Whenever possible, plans for movement of care leavers to a different local authority area must be discussed and the level of service provision agreed with the host authority concerned prior to the move taking place.
A protocol should set out what options may be available for care leavers to settle in another area where they chose to do so. This should include the Personal Adviser contacting the local authority where the young person resides to explore what accommodation options may be available in advance of them leaving care.
Where a young person lives in another area the responsible local authority may wish to contact the authority in which they now reside, with the consent of the young person. This can assist with joint planning for the future accommodation needs of the young person in particular where they may be in need of support from adult social care or mental health services.
Should a young person be found accommodation under any homelessness duty the placing housing authority has a statutory duty (section 208 of the Housing Act 1996) to notify the local housing authority for the area where the young person is placed.
With young people moving to other authorities, a discussion and joint meeting between the respective Leaving Care Teams must be arranged.
12. Staying Put
A Staying Put arrangement is where a young person who has been living in foster care remains in the former foster home after the age of 18.
For a young person living in foster care, the first Looked After Review following their 16th birthday should consider whether a Staying Put arrangement should be an option.
For further information see the Staying Put Policy.
13. Access to Records
Over the course of their lifetime, people who have spent all or part of their childhood and adolescence in local authority care may want to access information about this period in their lives. There can be a range of reasons why people who have left care want to do this, including curiosity about why they came into care; what happened and when; a need to make sense of difficult memories and life events; to clarify disparate explanations; a desire to trace family members; seeking medical information in reference to hereditary illness/disease and also to obtain photos/certificates.
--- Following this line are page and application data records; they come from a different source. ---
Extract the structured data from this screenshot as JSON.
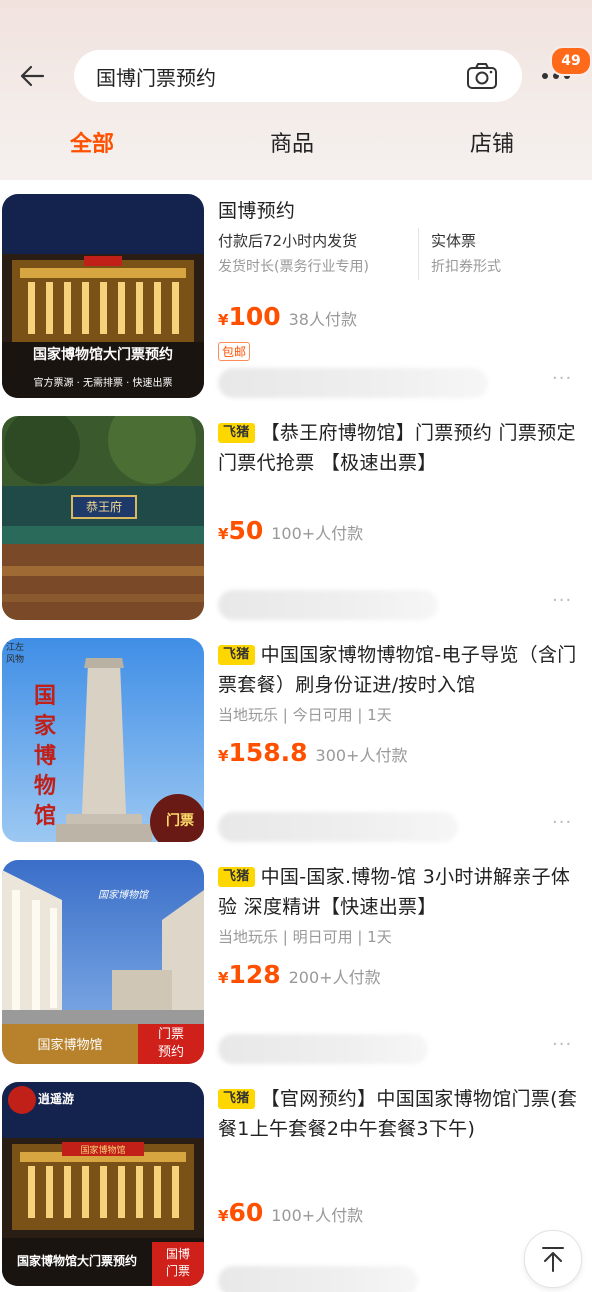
{
  "search": {
    "query": "国博门票预约"
  },
  "header": {
    "badge": "49"
  },
  "tabs": [
    {
      "label": "全部",
      "active": true
    },
    {
      "label": "商品",
      "active": false
    },
    {
      "label": "店铺",
      "active": false
    }
  ],
  "products": [
    {
      "title": "国博预约",
      "attr_left_1": "付款后72小时内发货",
      "attr_left_2": "发货时长(票务行业专用)",
      "attr_right_1": "实体票",
      "attr_right_2": "折扣券形式",
      "price": "100",
      "buyers": "38人付款",
      "tag": "包邮",
      "thumb_caption": "国家博物馆大门票预约",
      "thumb_sub": "官方票源 · 无需排票 · 快速出票"
    },
    {
      "brand_tag": "飞猪",
      "title": "【恭王府博物馆】门票预约 门票预定 门票代抢票 【极速出票】",
      "price": "50",
      "buyers": "100+人付款",
      "thumb_sign": "恭王府"
    },
    {
      "brand_tag": "飞猪",
      "title": "中国国家博物博物馆-电子导览（含门票套餐）刷身份证进/按时入馆",
      "attrs": "当地玩乐 | 今日可用 | 1天",
      "price": "158.8",
      "buyers": "300+人付款",
      "thumb_vertical": "国家博物馆",
      "thumb_logo": "江左\n风物",
      "thumb_corner": "门票"
    },
    {
      "brand_tag": "飞猪",
      "title": "中国-国家.博物-馆 3小时讲解亲子体验 深度精讲【快速出票】",
      "attrs": "当地玩乐 | 明日可用 | 1天",
      "price": "128",
      "buyers": "200+人付款",
      "thumb_caption": "国家博物馆",
      "thumb_corner": "门票\n预约",
      "thumb_sky": "国家博物馆"
    },
    {
      "brand_tag": "飞猪",
      "title": "【官网预约】中国国家博物馆门票(套餐1上午套餐2中午套餐3下午)",
      "price": "60",
      "buyers": "100+人付款",
      "thumb_caption": "国家博物馆大门票预约",
      "thumb_corner": "国博\n门票",
      "thumb_logo": "逍遥游",
      "thumb_sign": "国家博物馆"
    }
  ],
  "symbols": {
    "yen": "¥",
    "more_dots": "···"
  },
  "colors": {
    "accent": "#ff5000",
    "badge": "#ff6a1a",
    "feizhu_tag": "#ffd700"
  },
  "icons": [
    "back-arrow-icon",
    "camera-icon",
    "more-dots-icon",
    "back-to-top-icon"
  ]
}
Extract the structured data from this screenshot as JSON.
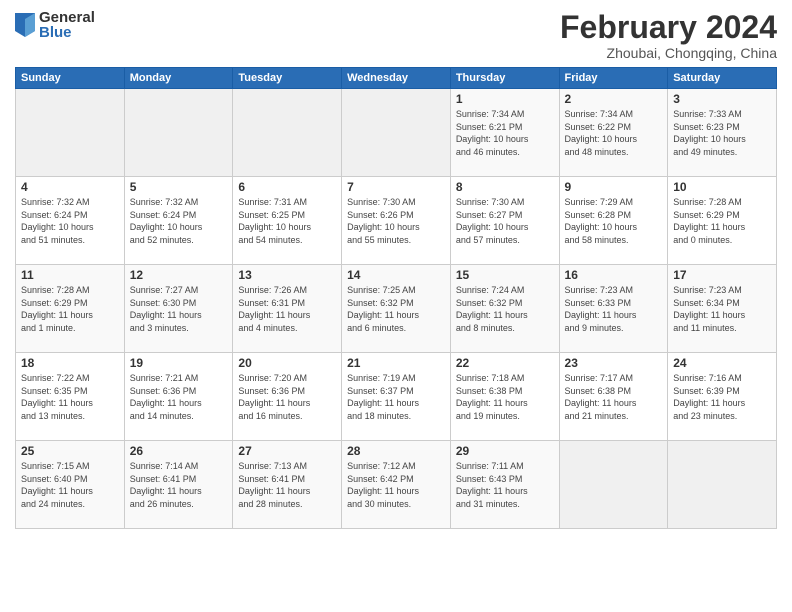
{
  "logo": {
    "general": "General",
    "blue": "Blue"
  },
  "header": {
    "month_year": "February 2024",
    "location": "Zhoubai, Chongqing, China"
  },
  "days": [
    "Sunday",
    "Monday",
    "Tuesday",
    "Wednesday",
    "Thursday",
    "Friday",
    "Saturday"
  ],
  "weeks": [
    [
      {
        "date": "",
        "info": ""
      },
      {
        "date": "",
        "info": ""
      },
      {
        "date": "",
        "info": ""
      },
      {
        "date": "",
        "info": ""
      },
      {
        "date": "1",
        "info": "Sunrise: 7:34 AM\nSunset: 6:21 PM\nDaylight: 10 hours\nand 46 minutes."
      },
      {
        "date": "2",
        "info": "Sunrise: 7:34 AM\nSunset: 6:22 PM\nDaylight: 10 hours\nand 48 minutes."
      },
      {
        "date": "3",
        "info": "Sunrise: 7:33 AM\nSunset: 6:23 PM\nDaylight: 10 hours\nand 49 minutes."
      }
    ],
    [
      {
        "date": "4",
        "info": "Sunrise: 7:32 AM\nSunset: 6:24 PM\nDaylight: 10 hours\nand 51 minutes."
      },
      {
        "date": "5",
        "info": "Sunrise: 7:32 AM\nSunset: 6:24 PM\nDaylight: 10 hours\nand 52 minutes."
      },
      {
        "date": "6",
        "info": "Sunrise: 7:31 AM\nSunset: 6:25 PM\nDaylight: 10 hours\nand 54 minutes."
      },
      {
        "date": "7",
        "info": "Sunrise: 7:30 AM\nSunset: 6:26 PM\nDaylight: 10 hours\nand 55 minutes."
      },
      {
        "date": "8",
        "info": "Sunrise: 7:30 AM\nSunset: 6:27 PM\nDaylight: 10 hours\nand 57 minutes."
      },
      {
        "date": "9",
        "info": "Sunrise: 7:29 AM\nSunset: 6:28 PM\nDaylight: 10 hours\nand 58 minutes."
      },
      {
        "date": "10",
        "info": "Sunrise: 7:28 AM\nSunset: 6:29 PM\nDaylight: 11 hours\nand 0 minutes."
      }
    ],
    [
      {
        "date": "11",
        "info": "Sunrise: 7:28 AM\nSunset: 6:29 PM\nDaylight: 11 hours\nand 1 minute."
      },
      {
        "date": "12",
        "info": "Sunrise: 7:27 AM\nSunset: 6:30 PM\nDaylight: 11 hours\nand 3 minutes."
      },
      {
        "date": "13",
        "info": "Sunrise: 7:26 AM\nSunset: 6:31 PM\nDaylight: 11 hours\nand 4 minutes."
      },
      {
        "date": "14",
        "info": "Sunrise: 7:25 AM\nSunset: 6:32 PM\nDaylight: 11 hours\nand 6 minutes."
      },
      {
        "date": "15",
        "info": "Sunrise: 7:24 AM\nSunset: 6:32 PM\nDaylight: 11 hours\nand 8 minutes."
      },
      {
        "date": "16",
        "info": "Sunrise: 7:23 AM\nSunset: 6:33 PM\nDaylight: 11 hours\nand 9 minutes."
      },
      {
        "date": "17",
        "info": "Sunrise: 7:23 AM\nSunset: 6:34 PM\nDaylight: 11 hours\nand 11 minutes."
      }
    ],
    [
      {
        "date": "18",
        "info": "Sunrise: 7:22 AM\nSunset: 6:35 PM\nDaylight: 11 hours\nand 13 minutes."
      },
      {
        "date": "19",
        "info": "Sunrise: 7:21 AM\nSunset: 6:36 PM\nDaylight: 11 hours\nand 14 minutes."
      },
      {
        "date": "20",
        "info": "Sunrise: 7:20 AM\nSunset: 6:36 PM\nDaylight: 11 hours\nand 16 minutes."
      },
      {
        "date": "21",
        "info": "Sunrise: 7:19 AM\nSunset: 6:37 PM\nDaylight: 11 hours\nand 18 minutes."
      },
      {
        "date": "22",
        "info": "Sunrise: 7:18 AM\nSunset: 6:38 PM\nDaylight: 11 hours\nand 19 minutes."
      },
      {
        "date": "23",
        "info": "Sunrise: 7:17 AM\nSunset: 6:38 PM\nDaylight: 11 hours\nand 21 minutes."
      },
      {
        "date": "24",
        "info": "Sunrise: 7:16 AM\nSunset: 6:39 PM\nDaylight: 11 hours\nand 23 minutes."
      }
    ],
    [
      {
        "date": "25",
        "info": "Sunrise: 7:15 AM\nSunset: 6:40 PM\nDaylight: 11 hours\nand 24 minutes."
      },
      {
        "date": "26",
        "info": "Sunrise: 7:14 AM\nSunset: 6:41 PM\nDaylight: 11 hours\nand 26 minutes."
      },
      {
        "date": "27",
        "info": "Sunrise: 7:13 AM\nSunset: 6:41 PM\nDaylight: 11 hours\nand 28 minutes."
      },
      {
        "date": "28",
        "info": "Sunrise: 7:12 AM\nSunset: 6:42 PM\nDaylight: 11 hours\nand 30 minutes."
      },
      {
        "date": "29",
        "info": "Sunrise: 7:11 AM\nSunset: 6:43 PM\nDaylight: 11 hours\nand 31 minutes."
      },
      {
        "date": "",
        "info": ""
      },
      {
        "date": "",
        "info": ""
      }
    ]
  ]
}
For information on access to records by care leavers, see Case Recording Practitioner Guidance.